** What to produce **
Below are the entries; determine how many of their lines contain the string "image" and give that figure alone.

(App and web page records)
◆ ◆ ◆ ◆
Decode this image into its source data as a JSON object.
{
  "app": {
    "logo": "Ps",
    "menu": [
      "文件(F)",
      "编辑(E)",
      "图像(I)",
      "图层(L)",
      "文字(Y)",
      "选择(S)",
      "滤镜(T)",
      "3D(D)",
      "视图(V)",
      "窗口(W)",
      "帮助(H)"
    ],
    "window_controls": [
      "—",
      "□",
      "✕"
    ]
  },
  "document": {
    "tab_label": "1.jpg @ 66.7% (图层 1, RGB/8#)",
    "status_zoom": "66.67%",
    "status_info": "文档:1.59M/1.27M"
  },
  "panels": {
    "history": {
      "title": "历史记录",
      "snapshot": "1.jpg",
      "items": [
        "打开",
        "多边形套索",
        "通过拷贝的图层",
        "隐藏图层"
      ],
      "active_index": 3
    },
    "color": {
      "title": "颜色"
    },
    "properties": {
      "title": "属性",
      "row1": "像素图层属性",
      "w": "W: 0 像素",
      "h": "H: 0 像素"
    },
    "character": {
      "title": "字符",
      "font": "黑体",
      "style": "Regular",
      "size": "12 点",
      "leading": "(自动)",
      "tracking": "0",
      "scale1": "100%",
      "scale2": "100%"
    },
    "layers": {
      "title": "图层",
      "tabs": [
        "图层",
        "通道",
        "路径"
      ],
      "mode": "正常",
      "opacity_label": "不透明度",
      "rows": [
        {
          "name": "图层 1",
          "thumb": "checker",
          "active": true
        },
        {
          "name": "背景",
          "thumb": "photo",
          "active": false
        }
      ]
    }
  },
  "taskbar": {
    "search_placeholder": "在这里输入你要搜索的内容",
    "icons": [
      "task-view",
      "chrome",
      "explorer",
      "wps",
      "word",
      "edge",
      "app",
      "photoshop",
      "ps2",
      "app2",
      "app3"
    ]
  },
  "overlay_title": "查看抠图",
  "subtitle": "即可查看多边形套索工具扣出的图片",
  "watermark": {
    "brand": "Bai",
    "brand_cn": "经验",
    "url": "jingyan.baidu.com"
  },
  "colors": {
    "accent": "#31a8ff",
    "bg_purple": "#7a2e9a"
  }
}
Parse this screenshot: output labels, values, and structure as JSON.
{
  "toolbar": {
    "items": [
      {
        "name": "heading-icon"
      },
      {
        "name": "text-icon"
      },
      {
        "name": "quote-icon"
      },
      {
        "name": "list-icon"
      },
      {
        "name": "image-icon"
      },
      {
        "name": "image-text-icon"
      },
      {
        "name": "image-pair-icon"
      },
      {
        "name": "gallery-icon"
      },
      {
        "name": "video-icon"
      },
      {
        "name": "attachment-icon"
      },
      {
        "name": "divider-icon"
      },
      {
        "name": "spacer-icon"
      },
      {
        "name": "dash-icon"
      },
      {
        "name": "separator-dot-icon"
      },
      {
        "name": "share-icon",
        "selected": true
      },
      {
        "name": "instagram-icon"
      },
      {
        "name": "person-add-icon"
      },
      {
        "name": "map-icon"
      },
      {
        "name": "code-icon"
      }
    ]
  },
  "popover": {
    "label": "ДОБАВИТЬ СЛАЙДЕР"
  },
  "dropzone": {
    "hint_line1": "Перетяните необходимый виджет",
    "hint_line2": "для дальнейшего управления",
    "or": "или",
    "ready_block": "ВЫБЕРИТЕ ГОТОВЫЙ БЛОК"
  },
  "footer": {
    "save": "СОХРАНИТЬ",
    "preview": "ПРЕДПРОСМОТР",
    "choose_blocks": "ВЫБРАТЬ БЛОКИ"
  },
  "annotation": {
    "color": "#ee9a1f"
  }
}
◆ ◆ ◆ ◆
** Exercise solution **
4